My students used to scoff, sneer, or ignore my efforts to make them revise their writing. And almost every one of my attempts at getting students to take a second look at their own writing usually ended in discouragement.

For me, not too long ago, lightening struck. I made a change. I started to get my students to approach revision in a fresh way, and their attitudes completely changed. They spent real, invested time making their writing better. They stopped complaining about revision. And, wouldn’t you know it, their drafts got better. Many students even started inquiring, on their own, how to adjust their first draft writing to avoid making their usual first draft mistakes.

What did I do? The answer was surprisingly simple. Actually, anyone can do it. And it only requires a little extra energy to make it happen in your classroom. All you have to do is change one little thing and prepare for dramatic results. Continue reading “Teaching Revision: The One Change You Need to Make Right Away”

3 Rules and Guidelines for the Writer’s Notebook

The centerpiece of writing instruction in my classroom is the Writer’s Notebook. And that begins with the students getting a composition book at the store at the start of the school year.

More specifically, I make them get a 100 page composition book. Not 70, not 80. 100. Since I have the students do a lot of writing, and a fairly decent amount of writing about writing, they need quite a bit of space for their words. I also want them to feel comfortable with all of the composing they will be doing, so I make sure to tell them to get wide-ruled–college-ruled is too tight, and doesn’t allow room for students to take notes in planning their revisions.

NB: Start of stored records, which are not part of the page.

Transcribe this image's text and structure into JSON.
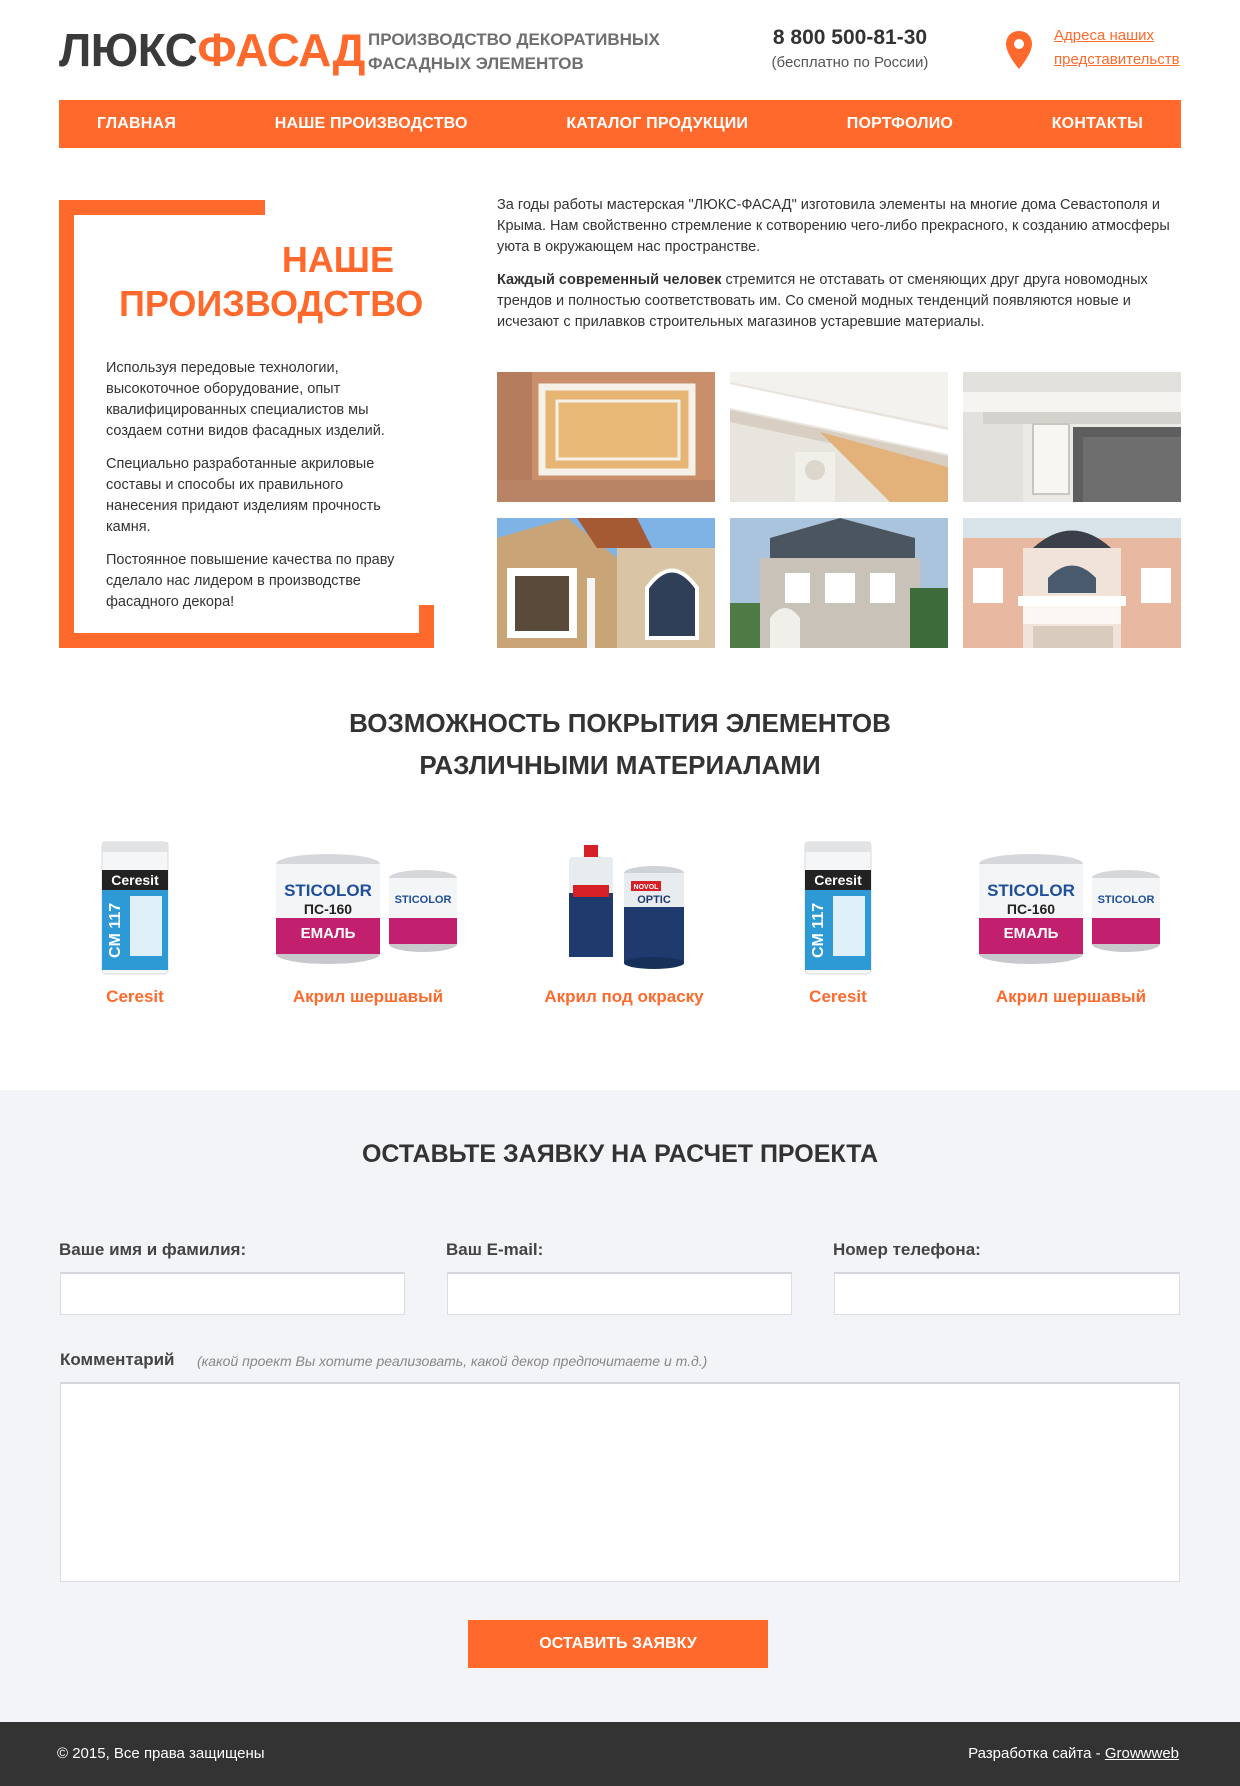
{
  "header": {
    "logo_part1": "ЛЮКС",
    "logo_part2": "ФАСАД",
    "tagline": "ПРОИЗВОДСТВО ДЕКОРАТИВНЫХ ФАСАДНЫХ ЭЛЕМЕНТОВ",
    "phone": "8 800 500-81-30",
    "phone_note": "(бесплатно по России)",
    "address_link": "Адреса наших представительств",
    "address_icon": "map-pin-icon"
  },
  "nav": {
    "items": [
      "ГЛАВНАЯ",
      "НАШЕ ПРОИЗВОДСТВО",
      "КАТАЛОГ ПРОДУКЦИИ",
      "ПОРТФОЛИО",
      "КОНТАКТЫ"
    ]
  },
  "production": {
    "title": "НАШЕ ПРОИЗВОДСТВО",
    "paragraphs": [
      "Используя передовые технологии, высокоточное оборудование, опыт квалифицированных специалистов мы создаем сотни видов фасадных изделий.",
      "Специально разработанные акриловые составы и способы их правильного нанесения придают изделиям  прочность камня.",
      "Постоянное повышение качества по праву сделало нас лидером в производстве фасадного декора!"
    ],
    "intro_p1": "За годы работы мастерская \"ЛЮКС-ФАСАД\" изготовила элементы на многие дома Севастополя и Крыма. Нам свойственно стремление к сотворению чего-либо прекрасного, к созданию атмосферы уюта в окружающем нас пространстве.",
    "intro_p2_bold": "Каждый современный человек",
    "intro_p2_rest": " стремится не отставать от сменяющих друг друга новомодных трендов и полностью соответствовать им. Со сменой модных тенденций появляются новые и исчезают с прилавков строительных магазинов устаревшие материалы."
  },
  "materials": {
    "title_line1": "ВОЗМОЖНОСТЬ ПОКРЫТИЯ ЭЛЕМЕНТОВ",
    "title_line2": "РАЗЛИЧНЫМИ МАТЕРИАЛАМИ",
    "items": [
      {
        "label": "Ceresit",
        "kind": "bag"
      },
      {
        "label": "Акрил шершавый",
        "kind": "cans"
      },
      {
        "label": "Акрил под окраску",
        "kind": "optic"
      },
      {
        "label": "Ceresit",
        "kind": "bag"
      },
      {
        "label": "Акрил шершавый",
        "kind": "cans"
      }
    ],
    "bag_brand": "Ceresit",
    "bag_code": "CM 117",
    "can_brand": "STICOLOR",
    "can_code": "ПС-160",
    "can_text": "ЕМАЛЬ",
    "optic_brand": "OPTIC",
    "optic_maker": "NOVOL"
  },
  "form": {
    "title": "ОСТАВЬТЕ ЗАЯВКУ НА РАСЧЕТ ПРОЕКТА",
    "name_label": "Ваше имя и фамилия:",
    "email_label": "Ваш E-mail:",
    "phone_label": "Номер телефона:",
    "comment_label": "Комментарий",
    "comment_hint": "(какой проект Вы хотите реализовать, какой декор предпочитаете и т.д.)",
    "submit": "ОСТАВИТЬ ЗАЯВКУ"
  },
  "footer": {
    "copyright": "© 2015, Все права защищены",
    "dev_prefix": "Разработка сайта - ",
    "dev_link": "Growwweb"
  },
  "colors": {
    "accent": "#ff6a2c",
    "dark": "#333333",
    "form_bg": "#f3f4f8"
  }
}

I also make sure that the Writer’s Notebook stays simple. One of the key features of the the notebook is that the writing is low-stakes. I will never put pressure on my students to write according to a rubric or scoring guide. They just need to write. Thus, I only give them 3 rules and guidelines. Continue reading “3 Rules and Guidelines for the Writer’s Notebook”